by Bob Meszaros
Here, foreclosures slowly rot:
their wooden shingles warp and snap;
at night, thieves and drunkards rip the molding
from the plaster walls and strip the copper
piping from below the sinks.
And, now, the Hutchinsons are gone,
their old rooms emptied into bright red dumpsters,
their asphalt driveway buckling in the summer sun—
weeds fill the cracks and patch the ruts.
Its handrail split, its wooden spindles
bent and cracked, the front porch teeters
on its fieldstone base; behind plywood sheets
the doors are locked, the windows shut.
And tonight, through its empty
wooden frame, I watch a new moon rising
above a backyard gone to seed. In the shadow
of an elm, a backhoe, motionless and silent,
its bucket like a hammer raised, awaits
the bleat of trash trucks in reverse.

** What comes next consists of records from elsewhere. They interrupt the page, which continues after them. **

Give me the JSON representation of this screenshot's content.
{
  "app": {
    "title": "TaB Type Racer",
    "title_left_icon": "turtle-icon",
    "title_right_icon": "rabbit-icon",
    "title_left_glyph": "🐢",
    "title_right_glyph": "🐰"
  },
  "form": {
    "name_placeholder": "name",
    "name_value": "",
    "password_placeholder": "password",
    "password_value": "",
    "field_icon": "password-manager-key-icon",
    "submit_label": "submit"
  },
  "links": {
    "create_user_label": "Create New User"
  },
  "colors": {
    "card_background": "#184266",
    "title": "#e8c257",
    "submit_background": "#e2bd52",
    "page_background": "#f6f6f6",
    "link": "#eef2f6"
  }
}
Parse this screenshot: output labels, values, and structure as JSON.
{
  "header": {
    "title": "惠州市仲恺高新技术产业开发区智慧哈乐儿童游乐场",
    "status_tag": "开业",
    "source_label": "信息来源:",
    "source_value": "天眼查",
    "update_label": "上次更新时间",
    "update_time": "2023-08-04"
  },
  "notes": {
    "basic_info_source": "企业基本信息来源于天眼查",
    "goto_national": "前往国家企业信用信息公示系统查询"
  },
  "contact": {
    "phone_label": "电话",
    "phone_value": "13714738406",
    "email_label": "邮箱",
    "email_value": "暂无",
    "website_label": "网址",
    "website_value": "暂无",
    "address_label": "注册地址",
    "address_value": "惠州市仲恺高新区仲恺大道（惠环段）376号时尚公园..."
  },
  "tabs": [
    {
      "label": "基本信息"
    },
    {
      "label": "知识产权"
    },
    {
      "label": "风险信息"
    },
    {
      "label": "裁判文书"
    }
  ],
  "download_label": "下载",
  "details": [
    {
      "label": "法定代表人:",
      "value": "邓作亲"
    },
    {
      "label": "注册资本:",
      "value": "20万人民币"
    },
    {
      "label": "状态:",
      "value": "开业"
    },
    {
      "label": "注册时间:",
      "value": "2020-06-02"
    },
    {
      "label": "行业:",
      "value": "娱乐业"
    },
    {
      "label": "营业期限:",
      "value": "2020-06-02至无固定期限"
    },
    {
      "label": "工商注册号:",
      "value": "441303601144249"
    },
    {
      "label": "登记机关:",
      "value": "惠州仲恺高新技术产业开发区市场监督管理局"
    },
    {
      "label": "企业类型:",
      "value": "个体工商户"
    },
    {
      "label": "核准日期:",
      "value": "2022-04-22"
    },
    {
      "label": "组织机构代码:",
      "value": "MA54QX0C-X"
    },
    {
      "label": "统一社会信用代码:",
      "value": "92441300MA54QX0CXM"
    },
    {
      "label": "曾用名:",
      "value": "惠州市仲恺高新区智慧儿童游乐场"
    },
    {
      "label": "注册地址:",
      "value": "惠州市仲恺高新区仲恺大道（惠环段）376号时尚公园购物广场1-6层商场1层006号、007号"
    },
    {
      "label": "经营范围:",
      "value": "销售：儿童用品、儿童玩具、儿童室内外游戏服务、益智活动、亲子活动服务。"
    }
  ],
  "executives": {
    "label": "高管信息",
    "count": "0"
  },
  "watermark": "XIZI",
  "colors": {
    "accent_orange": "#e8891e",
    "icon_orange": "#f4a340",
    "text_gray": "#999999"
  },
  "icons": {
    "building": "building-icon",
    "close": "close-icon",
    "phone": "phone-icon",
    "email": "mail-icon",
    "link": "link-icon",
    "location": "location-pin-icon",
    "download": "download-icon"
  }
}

Bob Meszaros taught English at Hamden High School in Hamden, Connecticut, for thirty-two years. He retired from high school teaching in June of 1999. During the 70s and 80s his poems appeared in a number of literary journals, such as En Passant and Voices International. In the year 2000 he began teaching part time at Quinnipiac University, and he began once again to submit his work for publication. His poems have subsequently appeared in The Connecticut Review, Main Street Rag, Red Wheelbarrow, Tar River Poetry, Concho River Review, and many other literary journals.